ECU professor developing safety device for road workers

Earlier this month, a road construction worker in Ohio was struck and killed by a car. Last year near Statesville, three road workers were killed when they were struck while fixing a guard rail on Interstate 40.

Dr. Erol Ozan

Dr. Erol Ozan, associate professor in the Department of Technology Systems at East Carolina University, is working on a device that may help prevent deaths and serious injuries when vehicles intrude on road construction sites.

“This is a problem recognized by the industry,” Ozan said. “An intrusion where a vehicle hits a worker is still kind of a rare event, but when you look at the occupational safety statistics, it’s high compared to other occupations and it makes being a road construction worker one of the riskiest occupations in the U.S.”

According to the National Work Zone Information Clearinghouse, which collects federal data on crashes in work zones, 1,249 workers died in work zone crashes from 2010 to 2019. Although statistics were not yet available for 2020, The Associated Press reported that some states saw increases in road construction crashes despite a decrease in the number of drivers on the road because of the coronavirus pandemic. Officials cited speeding and distracted driving as reasons behind the increases.

Ozan developed a device through a $38,537 grant from the N.C. Department of Transportation that is designed to detect vehicles that intrude on road construction sites and warn workers of the potential danger. Though that grant ended in July of last year, Ozan kept working and made a number of improvements, including updated software and interface modules, and a remote pan/tilt motor to control the angle of the sensor. The modified device was tested in the field in the fall of 2020 and produced positive results.
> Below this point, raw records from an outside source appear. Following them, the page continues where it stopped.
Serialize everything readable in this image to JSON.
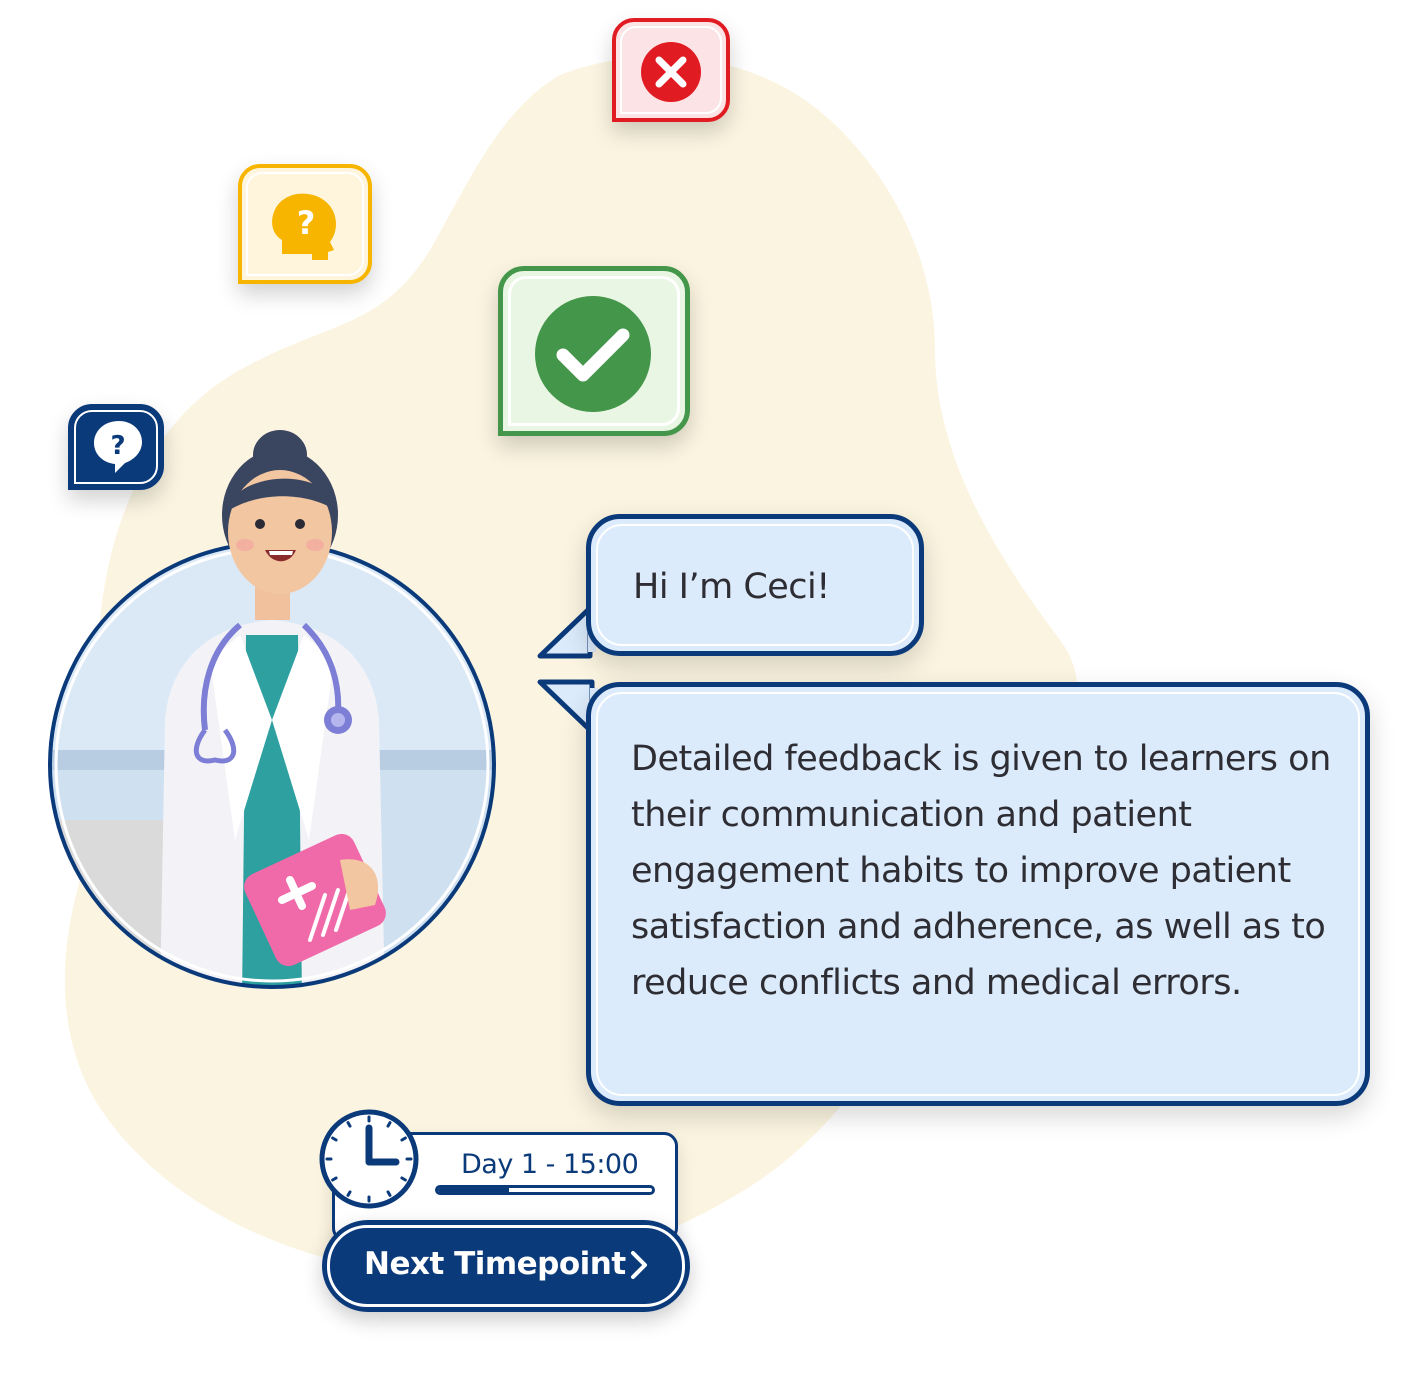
{
  "theme": {
    "navy": "#0b3a7a",
    "bubble_fill": "#dcebfb",
    "blob_fill": "#fbf4e0",
    "wrong_red": "#e11b22",
    "unsure_yellow": "#f7b500",
    "correct_green": "#43964a"
  },
  "badges": {
    "wrong": "close-icon",
    "unsure": "head-question-icon",
    "correct": "checkmark-icon",
    "question": "question-bubble-icon"
  },
  "character": {
    "illustration": "doctor-avatar"
  },
  "chat": {
    "greeting": "Hi I’m Ceci!",
    "message": "Detailed feedback is given to learners on their communication and patient engagement habits to improve patient satisfaction and adherence, as well as to reduce conflicts and medical errors."
  },
  "timepoint": {
    "label": "Day 1 - 15:00",
    "progress": 0.33,
    "button_label": "Next Timepoint",
    "button_icon": "chevron-right-icon",
    "clock_icon": "clock-icon"
  }
}
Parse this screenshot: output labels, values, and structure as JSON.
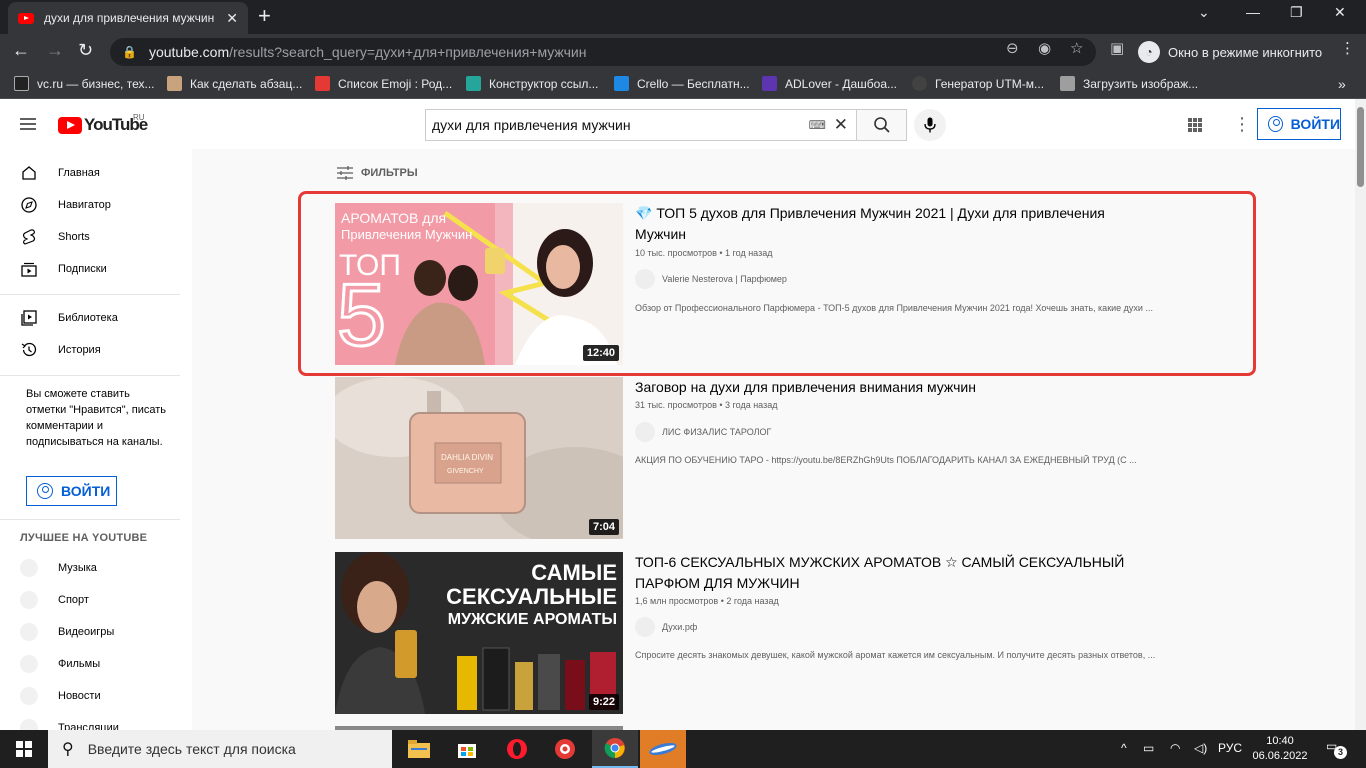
{
  "browser": {
    "tab_title": "духи для привлечения мужчин",
    "url_host": "youtube.com",
    "url_path": "/results?search_query=духи+для+привлечения+мужчин",
    "incognito_label": "Окно в режиме инкогнито",
    "bookmarks": [
      {
        "label": "vc.ru — бизнес, тех...",
        "color": "#222222"
      },
      {
        "label": "Как сделать абзац...",
        "color": "#c9a27e"
      },
      {
        "label": "Список Emoji : Род...",
        "color": "#e53935"
      },
      {
        "label": "Конструктор ссыл...",
        "color": "#26a69a"
      },
      {
        "label": "Crello — Бесплатн...",
        "color": "#1e88e5"
      },
      {
        "label": "ADLover - Дашбоа...",
        "color": "#5e35b1"
      },
      {
        "label": "Генератор UTM-м...",
        "color": "#424242"
      },
      {
        "label": "Загрузить изображ...",
        "color": "#9e9e9e"
      }
    ]
  },
  "youtube": {
    "logo_text": "YouTube",
    "logo_region": "RU",
    "search_value": "духи для привлечения мужчин",
    "signin_label": "ВОЙТИ",
    "sidebar": {
      "items": [
        {
          "label": "Главная",
          "icon": "⌂"
        },
        {
          "label": "Навигатор",
          "icon": "◎"
        },
        {
          "label": "Shorts",
          "icon": "∮"
        },
        {
          "label": "Подписки",
          "icon": "▤"
        }
      ],
      "items2": [
        {
          "label": "Библиотека",
          "icon": "▣"
        },
        {
          "label": "История",
          "icon": "↺"
        }
      ],
      "signin_note": "Вы сможете ставить отметки \"Нравится\", писать комментарии и подписываться на каналы.",
      "best_heading": "ЛУЧШЕЕ НА YOUTUBE",
      "best_items": [
        "Музыка",
        "Спорт",
        "Видеоигры",
        "Фильмы",
        "Новости",
        "Трансляции"
      ]
    },
    "filters_label": "ФИЛЬТРЫ",
    "videos": [
      {
        "title": "💎 ТОП 5 духов для Привлечения Мужчин 2021 | Духи для привлечения Мужчин",
        "meta": "10 тыс. просмотров • 1 год назад",
        "channel": "Valerie Nesterova | Парфюмер",
        "description": "Обзор от Профессионального Парфюмера - ТОП-5 духов для Привлечения Мужчин 2021 года! Хочешь знать, какие духи ...",
        "duration": "12:40",
        "thumb_text": {
          "line1": "АРОМАТОВ для",
          "line2": "Привлечения Мужчин",
          "line3": "ТОП",
          "line4": "5"
        }
      },
      {
        "title": "Заговор на духи для привлечения внимания мужчин",
        "meta": "31 тыс. просмотров • 3 года назад",
        "channel": "ЛИС ФИЗАЛИС ТАРОЛОГ",
        "description": "АКЦИЯ ПО ОБУЧЕНИЮ ТАРО - https://youtu.be/8ERZhGh9Uts ПОБЛАГОДАРИТЬ КАНАЛ ЗА ЕЖЕДНЕВНЫЙ ТРУД (С ...",
        "duration": "7:04",
        "thumb_text": {
          "line1": "DAHLIA DIVIN",
          "line2": "GIVENCHY"
        }
      },
      {
        "title": "ТОП-6 СЕКСУАЛЬНЫХ МУЖСКИХ АРОМАТОВ ☆ САМЫЙ СЕКСУАЛЬНЫЙ ПАРФЮМ ДЛЯ МУЖЧИН",
        "meta": "1,6 млн просмотров • 2 года назад",
        "channel": "Духи.рф",
        "description": "Спросите десять знакомых девушек, какой мужской аромат кажется им сексуальным. И получите десять разных ответов, ...",
        "duration": "9:22",
        "thumb_text": {
          "line1": "САМЫЕ",
          "line2": "СЕКСУАЛЬНЫЕ",
          "line3": "МУЖСКИЕ АРОМАТЫ"
        }
      }
    ]
  },
  "taskbar": {
    "search_placeholder": "Введите здесь текст для поиска",
    "language": "РУС",
    "time": "10:40",
    "date": "06.06.2022",
    "notifications": "3"
  }
}
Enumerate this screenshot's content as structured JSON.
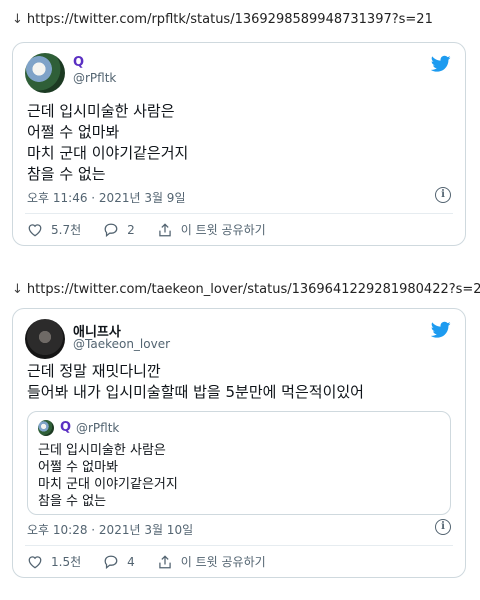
{
  "tweet1": {
    "url": "https://twitter.com/rpfltk/status/1369298589948731397?s=21",
    "name": "Q",
    "handle": "@rPfltk",
    "text": "근데 입시미술한 사람은\n어쩔 수 없마봐\n마치 군대 이야기같은거지\n참을 수 없는",
    "timestamp": "오후 11:46 · 2021년 3월 9일",
    "likes": "5.7천",
    "replies": "2",
    "share_label": "이 트윗 공유하기"
  },
  "tweet2": {
    "url": "https://twitter.com/taekeon_lover/status/1369641229281980422?s=21",
    "name": "애니프사",
    "handle": "@Taekeon_lover",
    "text": "근데 정말 재밋다니깐\n들어봐 내가 입시미술할때 밥을 5분만에 먹은적이있어",
    "quote": {
      "name": "Q",
      "handle": "@rPfltk",
      "text": "근데 입시미술한 사람은\n어쩔 수 없마봐\n마치 군대 이야기같은거지\n참을 수 없는"
    },
    "timestamp": "오후 10:28 · 2021년 3월 10일",
    "likes": "1.5천",
    "replies": "4",
    "share_label": "이 트윗 공유하기"
  },
  "icons": {
    "download": "down-arrow-icon",
    "brand": "twitter-bird-icon",
    "like": "heart-icon",
    "reply": "comment-icon",
    "share": "share-icon",
    "info": "info-icon"
  },
  "colors": {
    "twitter_blue": "#1d9bf0",
    "name_purple": "#5a2fc2",
    "secondary_text": "#536471",
    "border": "#cfd9de"
  }
}
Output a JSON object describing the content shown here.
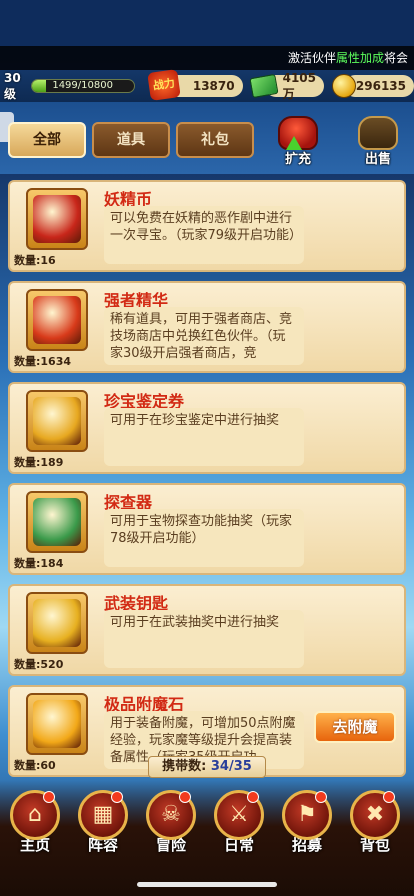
{
  "ticker": {
    "pre": "激活伙伴",
    "highlight": "属性加成",
    "post": "将会"
  },
  "status": {
    "level": "30级",
    "xp_text": "1499/10800",
    "xp_progress": 0.139,
    "power_badge": "战力",
    "power": "13870",
    "cash": "4105万",
    "gold": "296135"
  },
  "tabs": [
    {
      "label": "全部",
      "active": true
    },
    {
      "label": "道具",
      "active": false
    },
    {
      "label": "礼包",
      "active": false
    }
  ],
  "actions": {
    "expand": "扩充",
    "sell": "出售"
  },
  "items": [
    {
      "name": "妖精币",
      "qty": "数量:16",
      "desc": "可以免费在妖精的恶作剧中进行一次寻宝。（玩家79级开启功能）",
      "icon": "fairy-coin-icon",
      "color": "#c8261a"
    },
    {
      "name": "强者精华",
      "qty": "数量:1634",
      "desc": "稀有道具，可用于强者商店、竞技场商店中兑换红色伙伴。（玩家30级开启强者商店，竞",
      "icon": "red-crystal-icon",
      "color": "#d83a1a"
    },
    {
      "name": "珍宝鉴定券",
      "qty": "数量:189",
      "desc": "可用于在珍宝鉴定中进行抽奖",
      "icon": "magnifier-icon",
      "color": "#e7a820"
    },
    {
      "name": "探查器",
      "qty": "数量:184",
      "desc": "可用于宝物探查功能抽奖（玩家78级开启功能）",
      "icon": "detector-icon",
      "color": "#3a9a4a"
    },
    {
      "name": "武装钥匙",
      "qty": "数量:520",
      "desc": "可用于在武装抽奖中进行抽奖",
      "icon": "key-icon",
      "color": "#e7b020"
    },
    {
      "name": "极品附魔石",
      "qty": "数量:60",
      "desc": "用于装备附魔，可增加50点附魔经验，玩家魔等级提升会提高装备属性（玩家35级开启功",
      "icon": "enchant-stone-icon",
      "color": "#f2a818",
      "button": "去附魔"
    }
  ],
  "capacity": {
    "label": "携带数:",
    "value": "34/35"
  },
  "nav": [
    {
      "label": "主页",
      "icon": "home-icon",
      "glyph": "⌂",
      "badge": true
    },
    {
      "label": "阵容",
      "icon": "lineup-icon",
      "glyph": "▦",
      "badge": true
    },
    {
      "label": "冒险",
      "icon": "adventure-skull-icon",
      "glyph": "☠",
      "badge": true
    },
    {
      "label": "日常",
      "icon": "daily-swords-icon",
      "glyph": "⚔",
      "badge": true
    },
    {
      "label": "招募",
      "icon": "recruit-icon",
      "glyph": "⚑",
      "badge": true
    },
    {
      "label": "背包",
      "icon": "backpack-icon",
      "glyph": "✖",
      "badge": true
    }
  ]
}
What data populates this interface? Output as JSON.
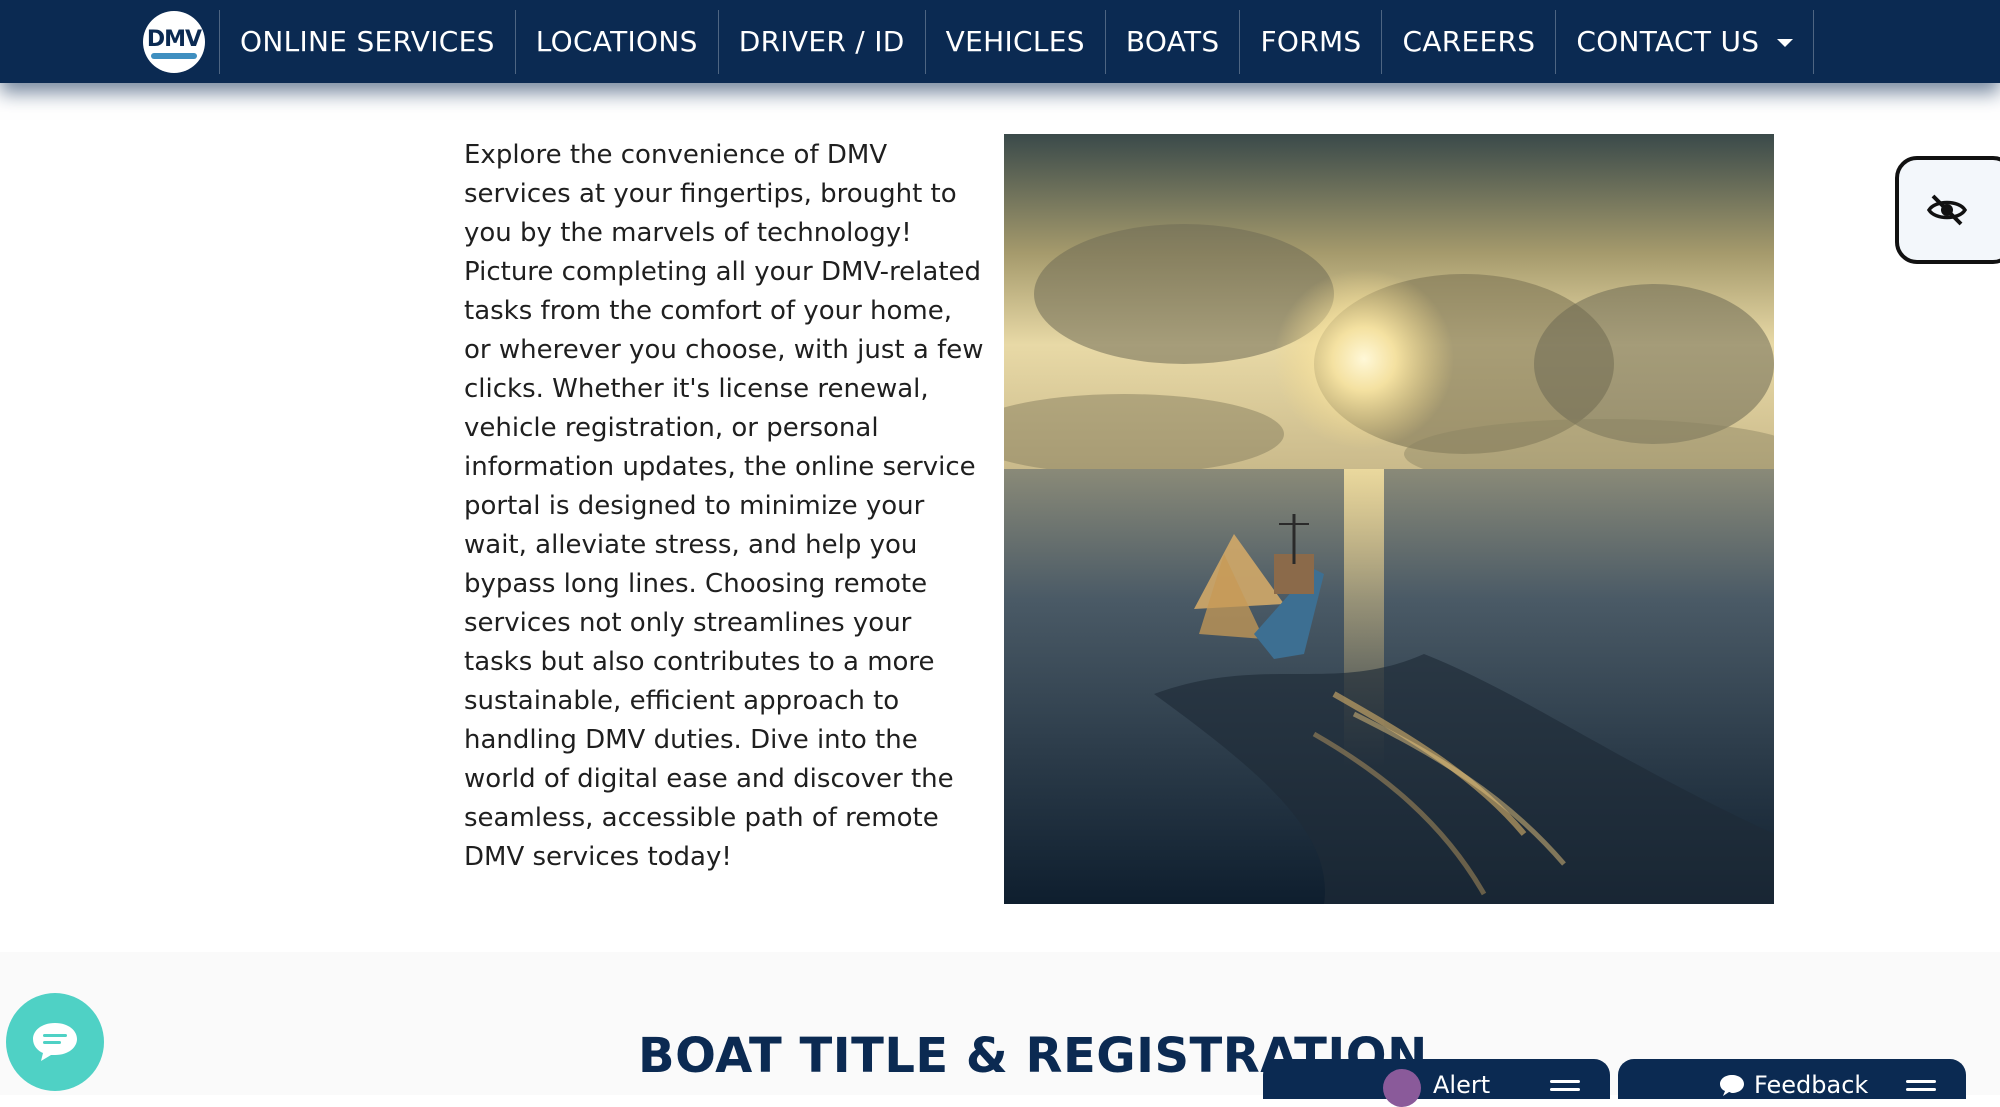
{
  "header": {
    "logo_text": "DMV",
    "nav_items": [
      {
        "label": "ONLINE SERVICES"
      },
      {
        "label": "LOCATIONS"
      },
      {
        "label": "DRIVER / ID"
      },
      {
        "label": "VEHICLES"
      },
      {
        "label": "BOATS"
      },
      {
        "label": "FORMS"
      },
      {
        "label": "CAREERS"
      },
      {
        "label": "CONTACT US",
        "has_dropdown": true
      }
    ]
  },
  "intro": {
    "text": "Explore the convenience of DMV services at your fingertips, brought to you by the marvels of technology! Picture completing all your DMV-related tasks from the comfort of your home, or wherever you choose, with just a few clicks. Whether it's license renewal, vehicle registration, or personal information updates, the online service portal is designed to minimize your wait, alleviate stress, and help you bypass long lines. Choosing remote services not only streamlines your tasks but also contributes to a more sustainable, efficient approach to handling DMV duties. Dive into the world of digital ease and discover the seamless, accessible path of remote DMV services today!"
  },
  "section": {
    "title": "BOAT TITLE & REGISTRATION"
  },
  "widgets": {
    "alert_label": "Alert",
    "feedback_label": "Feedback",
    "accessibility_icon": "eye-slash-icon",
    "chat_icon": "chat-bubble-icon"
  },
  "colors": {
    "navy": "#0b2a52",
    "chat_teal": "#4fd1c5"
  }
}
Now with a prototype ready, Ozan has received a second grant from the NCDOT for $12,402 for pilot testing, which is expected to start in late August at a still to be determined work site.

“When a motorized vehicle enters into a restricted area, typically the area covered by traffic cones, it generates an alarm sound and generates an alarm sound on the personal devices of the workers, and those devices also vibrate,” Ozan said. “That way we warn workers that there’s a vehicle approaching them so that they can escape to safety and not get hit by the vehicle.”

Dr. Erol Ozan, associate professor in the Department of Technology Systems at East Carolina University, is working on a vehicle intrusion system that may help prevent deaths and serious injuries of workers at road construction sites. (Contributed photo)

Ozan said the prototype uses a mix of artificial intelligence technology, camera-based detection and a device with which most people are familiar.

“I’m using smart phones as hardware,” he said. “I’m taking advantage of the smart phones’ various sensors and pretty good processing power, so hopefully this will be a cost-effective solution that is widely available, which I think is another strength.”

He said though there are some vehicle intrusion warning products on the market, they have not met with complete satisfaction in the road construction industry.

“Customers and potential customers are not really happy with those products meeting their requirements, and I think the technology I have addresses some of the shortcomings of the existing technology,” he said. “I’m using a different approach from what’s in the marketplace right now.”

Various data collection and scientific observation methods will be used during prototype testing, which will take place in at least two construction sites selected by NCDOT. Observations by workers and a survey to gauge user friendliness, ease of setup, performance and compatibility with the work zone environment will also be used to evaluate the effectiveness of the prototype.

“If this device can save only one life or save a serious injury, it’s worth it. It’s a great achievement,” Ozan said.